» **EXERCISE PROMPT**
Each line of the records that follow must come back exactly, with pictures skipped.

RECORDS SHOWN section start

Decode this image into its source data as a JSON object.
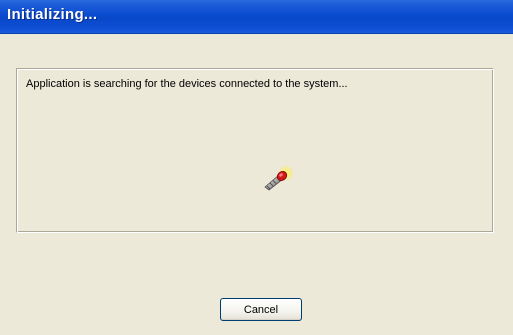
{
  "window": {
    "title": "Initializing..."
  },
  "status": {
    "message": "Application is searching for the devices connected to the system..."
  },
  "icons": {
    "device": "device-probe-icon"
  },
  "buttons": {
    "cancel_label": "Cancel"
  },
  "colors": {
    "titlebar": "#0B4BD0",
    "window_background": "#ECE9D8",
    "button_border": "#003C74"
  }
}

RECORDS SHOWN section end

» **EXPECTED ANSWER**
Decode this image into its source data as a JSON object.
{
  "window": {
    "title": "Initializing..."
  },
  "status": {
    "message": "Application is searching for the devices connected to the system..."
  },
  "icons": {
    "device": "device-probe-icon"
  },
  "buttons": {
    "cancel_label": "Cancel"
  },
  "colors": {
    "titlebar": "#0B4BD0",
    "window_background": "#ECE9D8",
    "button_border": "#003C74"
  }
}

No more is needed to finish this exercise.